Claret Medical’s Sentinal clot snare misses primary efficacy endpoint
The Sentinel embolic protection device made by Claret Medical met its safety endpoint but missed the efficacy endpoint in a trial of high-risk patients.
The Sentinel device uses a pair of filters, placed in the right radial or brachial arteries before TAVR and retrieved after valve placement, that are designed to trap blood clots before they get to the brain. The 360-patient Sentinel trial had a primary safety endpoint of major adverse cardiac and cerebrovascular events at 30 days and a primary efficacy endpoint of reduction in median new lesion volume in protected territories, assessed by MRI at 2 to 7 days.
Patients were randomized 1:1:1 to either treatment using Sentinel during TAVR and 2 imaging cohorts for TAVR with or without the Sentinel device. The rate of MACCE was 7.3% in both arms that used the Claret Medical device and 9.9% in the control arm, for no statistically significant difference. The rate of all strokes at 30 days was likewise not significantly different at 5.6% in the device arms and 9.1 in the control group. The median total new lesion volume in protected territories was 102.8mm3 for the Sential cohorts, compared with 178.0mm3 for the just-TAVR group.

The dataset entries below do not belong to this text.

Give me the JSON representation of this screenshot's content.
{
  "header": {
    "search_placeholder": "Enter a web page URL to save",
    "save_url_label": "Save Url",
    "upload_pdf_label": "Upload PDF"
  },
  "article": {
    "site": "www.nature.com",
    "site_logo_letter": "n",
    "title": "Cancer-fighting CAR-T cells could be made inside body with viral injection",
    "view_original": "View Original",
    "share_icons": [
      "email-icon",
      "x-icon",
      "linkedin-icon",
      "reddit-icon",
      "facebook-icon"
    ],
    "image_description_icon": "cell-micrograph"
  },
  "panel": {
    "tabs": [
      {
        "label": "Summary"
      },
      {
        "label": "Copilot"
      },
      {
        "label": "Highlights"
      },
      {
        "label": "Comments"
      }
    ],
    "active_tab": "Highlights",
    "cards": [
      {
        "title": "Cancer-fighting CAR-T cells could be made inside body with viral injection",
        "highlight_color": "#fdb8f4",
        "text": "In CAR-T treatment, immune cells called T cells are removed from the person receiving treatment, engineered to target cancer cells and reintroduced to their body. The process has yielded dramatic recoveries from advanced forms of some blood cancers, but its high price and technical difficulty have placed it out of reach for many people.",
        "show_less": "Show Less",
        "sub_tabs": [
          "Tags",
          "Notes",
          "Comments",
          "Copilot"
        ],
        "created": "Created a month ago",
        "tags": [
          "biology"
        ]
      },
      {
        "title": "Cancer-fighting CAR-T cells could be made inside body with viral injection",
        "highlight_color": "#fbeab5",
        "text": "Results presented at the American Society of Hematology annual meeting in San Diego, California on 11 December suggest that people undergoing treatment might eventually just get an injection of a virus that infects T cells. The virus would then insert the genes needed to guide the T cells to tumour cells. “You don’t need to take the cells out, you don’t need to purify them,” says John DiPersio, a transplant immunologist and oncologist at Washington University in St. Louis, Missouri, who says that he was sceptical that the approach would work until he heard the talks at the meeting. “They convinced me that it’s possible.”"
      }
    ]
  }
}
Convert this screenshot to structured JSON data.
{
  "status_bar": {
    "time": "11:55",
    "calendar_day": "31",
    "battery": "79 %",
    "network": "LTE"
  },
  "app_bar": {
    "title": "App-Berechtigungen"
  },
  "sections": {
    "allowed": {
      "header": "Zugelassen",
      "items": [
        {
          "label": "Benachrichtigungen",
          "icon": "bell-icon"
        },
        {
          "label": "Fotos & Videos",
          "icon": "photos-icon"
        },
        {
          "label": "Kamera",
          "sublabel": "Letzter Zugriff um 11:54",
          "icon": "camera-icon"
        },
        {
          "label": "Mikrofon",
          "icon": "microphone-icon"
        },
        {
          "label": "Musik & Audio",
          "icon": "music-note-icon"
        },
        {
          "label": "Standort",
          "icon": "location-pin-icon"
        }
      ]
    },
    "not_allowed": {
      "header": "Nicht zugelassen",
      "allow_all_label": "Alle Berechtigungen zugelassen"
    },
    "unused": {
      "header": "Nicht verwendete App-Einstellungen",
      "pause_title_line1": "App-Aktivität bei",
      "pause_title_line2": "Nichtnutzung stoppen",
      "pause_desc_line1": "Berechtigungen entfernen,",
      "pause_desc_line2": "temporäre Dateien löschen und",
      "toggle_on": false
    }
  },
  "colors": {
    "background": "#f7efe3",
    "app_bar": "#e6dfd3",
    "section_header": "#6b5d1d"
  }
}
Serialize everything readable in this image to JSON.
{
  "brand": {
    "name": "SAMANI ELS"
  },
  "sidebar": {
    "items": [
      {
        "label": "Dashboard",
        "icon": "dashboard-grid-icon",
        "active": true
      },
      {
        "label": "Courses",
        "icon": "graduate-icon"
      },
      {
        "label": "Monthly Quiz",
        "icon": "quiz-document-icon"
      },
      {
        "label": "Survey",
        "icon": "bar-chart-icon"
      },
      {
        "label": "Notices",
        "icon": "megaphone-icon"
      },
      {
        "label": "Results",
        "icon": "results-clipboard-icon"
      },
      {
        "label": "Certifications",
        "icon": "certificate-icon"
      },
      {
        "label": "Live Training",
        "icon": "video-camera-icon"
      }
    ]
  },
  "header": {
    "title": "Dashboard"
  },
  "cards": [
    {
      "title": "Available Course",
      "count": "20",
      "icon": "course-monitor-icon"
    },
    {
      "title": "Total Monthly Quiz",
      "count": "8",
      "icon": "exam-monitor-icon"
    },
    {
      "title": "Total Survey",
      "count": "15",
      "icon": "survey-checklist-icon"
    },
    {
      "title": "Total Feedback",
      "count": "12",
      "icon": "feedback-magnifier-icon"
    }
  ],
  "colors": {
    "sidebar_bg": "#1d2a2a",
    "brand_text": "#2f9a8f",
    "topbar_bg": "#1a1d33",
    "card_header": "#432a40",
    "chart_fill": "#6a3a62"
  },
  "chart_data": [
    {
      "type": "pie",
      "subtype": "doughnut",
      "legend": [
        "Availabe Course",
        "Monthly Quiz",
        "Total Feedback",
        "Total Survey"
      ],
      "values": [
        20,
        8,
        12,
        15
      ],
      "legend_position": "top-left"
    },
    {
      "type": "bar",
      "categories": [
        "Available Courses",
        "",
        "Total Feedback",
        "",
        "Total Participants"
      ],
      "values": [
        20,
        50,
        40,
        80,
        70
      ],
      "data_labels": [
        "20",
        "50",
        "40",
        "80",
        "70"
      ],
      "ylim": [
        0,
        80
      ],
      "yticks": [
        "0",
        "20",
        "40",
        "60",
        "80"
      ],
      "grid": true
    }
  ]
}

Important confounders included transcatheter valve type and baseline MRI lesion volume (a marker for baseline cerebral disease burden). After adjusting for these factors, embolic protection resulted in reduction of new lesion volume on MRI, but there was no significant improvement in neurocognitive function associated with embolic protection.
“Despite not meeting its primary efficacy endpoint, the study does provide evidence of device safety and confirms the high-frequency of embolic debris capture with the Sentinel dual filter neuroprotection therapy,” co-principal investigator Dr. Susheel Kodali, of the New York-Presbyterian Hospital/Columbia University Medical Center, said in prepared remarks. “In addition, there are important lessons from this trial which should impact future research on neuroprotection during TAVR.”
“We are gratified that our commitment to science and clinical trial excellence has enabled us to make TAVR a safer procedure and shed light on an important new risk factor in further validating the role of cerebral protection in TAVR,” Claret Medical president & CEO Azin Parhizgar said. “Following our recent marketing application submission, we look forward to working with the FDA to make the Sentinel CPS available to American physicians and their patients who want protection during TAVR.”